• What to work on
In the material below, find each line with the string "this" and copy it.

• The records
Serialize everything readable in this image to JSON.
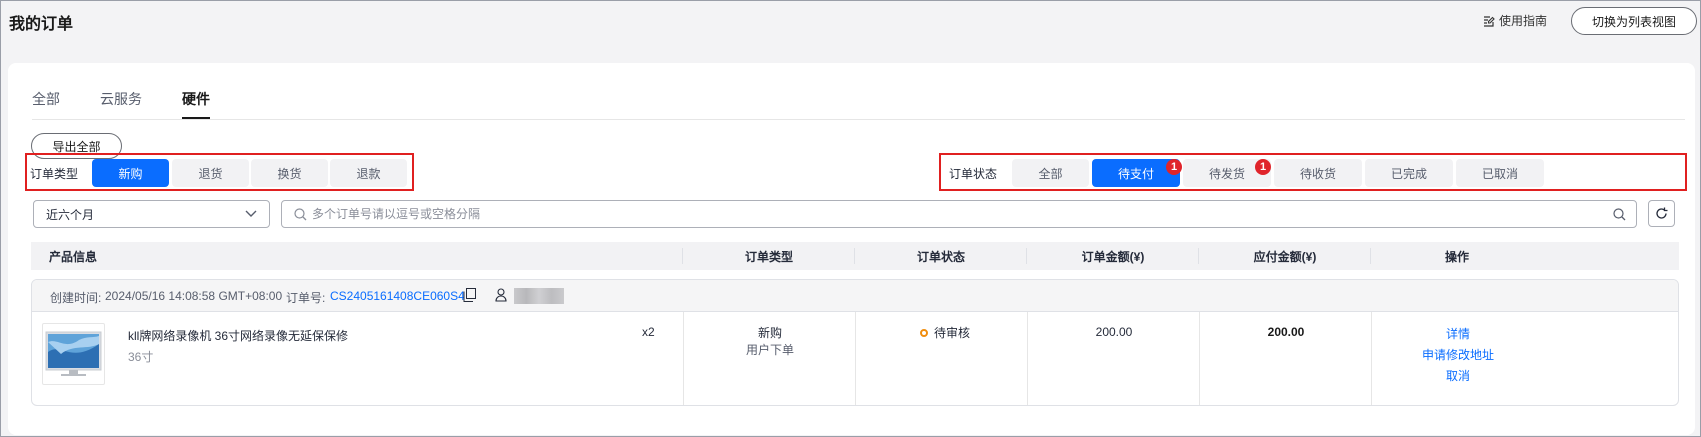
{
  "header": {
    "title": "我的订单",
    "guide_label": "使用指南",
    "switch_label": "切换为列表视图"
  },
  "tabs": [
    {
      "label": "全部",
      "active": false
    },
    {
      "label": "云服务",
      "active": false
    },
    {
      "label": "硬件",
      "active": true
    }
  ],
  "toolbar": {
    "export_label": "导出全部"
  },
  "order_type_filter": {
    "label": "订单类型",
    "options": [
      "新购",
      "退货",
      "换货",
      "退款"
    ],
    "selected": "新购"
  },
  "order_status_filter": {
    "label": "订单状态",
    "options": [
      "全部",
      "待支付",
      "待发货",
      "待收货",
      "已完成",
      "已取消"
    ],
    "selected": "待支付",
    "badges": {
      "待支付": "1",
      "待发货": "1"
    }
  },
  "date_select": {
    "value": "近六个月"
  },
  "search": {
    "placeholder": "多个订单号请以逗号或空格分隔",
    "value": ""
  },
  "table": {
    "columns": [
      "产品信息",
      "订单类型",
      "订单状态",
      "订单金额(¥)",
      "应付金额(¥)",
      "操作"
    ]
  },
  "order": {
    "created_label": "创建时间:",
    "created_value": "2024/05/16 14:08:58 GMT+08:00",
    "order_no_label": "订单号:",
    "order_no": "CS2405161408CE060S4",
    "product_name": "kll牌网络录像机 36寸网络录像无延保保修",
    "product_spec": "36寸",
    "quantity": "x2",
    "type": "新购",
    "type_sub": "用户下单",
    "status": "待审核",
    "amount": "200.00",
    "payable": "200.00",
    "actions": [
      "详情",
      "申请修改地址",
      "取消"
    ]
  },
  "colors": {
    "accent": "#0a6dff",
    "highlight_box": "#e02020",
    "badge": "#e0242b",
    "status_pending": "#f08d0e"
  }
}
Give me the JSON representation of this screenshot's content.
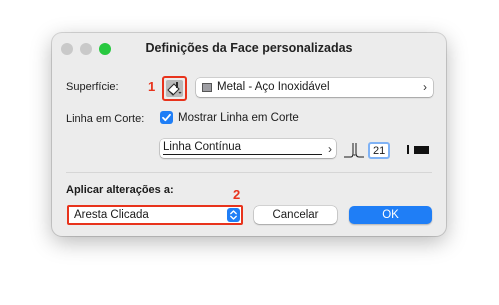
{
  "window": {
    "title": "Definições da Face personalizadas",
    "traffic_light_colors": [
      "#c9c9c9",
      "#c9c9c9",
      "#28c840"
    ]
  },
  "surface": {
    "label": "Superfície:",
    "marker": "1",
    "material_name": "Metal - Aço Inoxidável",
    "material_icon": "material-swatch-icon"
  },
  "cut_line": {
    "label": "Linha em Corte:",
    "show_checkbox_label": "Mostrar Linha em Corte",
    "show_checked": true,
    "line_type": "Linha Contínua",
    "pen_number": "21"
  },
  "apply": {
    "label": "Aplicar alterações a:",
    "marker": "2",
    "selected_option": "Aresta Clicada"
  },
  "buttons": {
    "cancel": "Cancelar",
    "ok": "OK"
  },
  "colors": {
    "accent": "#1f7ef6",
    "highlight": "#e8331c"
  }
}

• Task response
Serialize everything readable in this image to JSON.
Give me the JSON representation of this screenshot's content.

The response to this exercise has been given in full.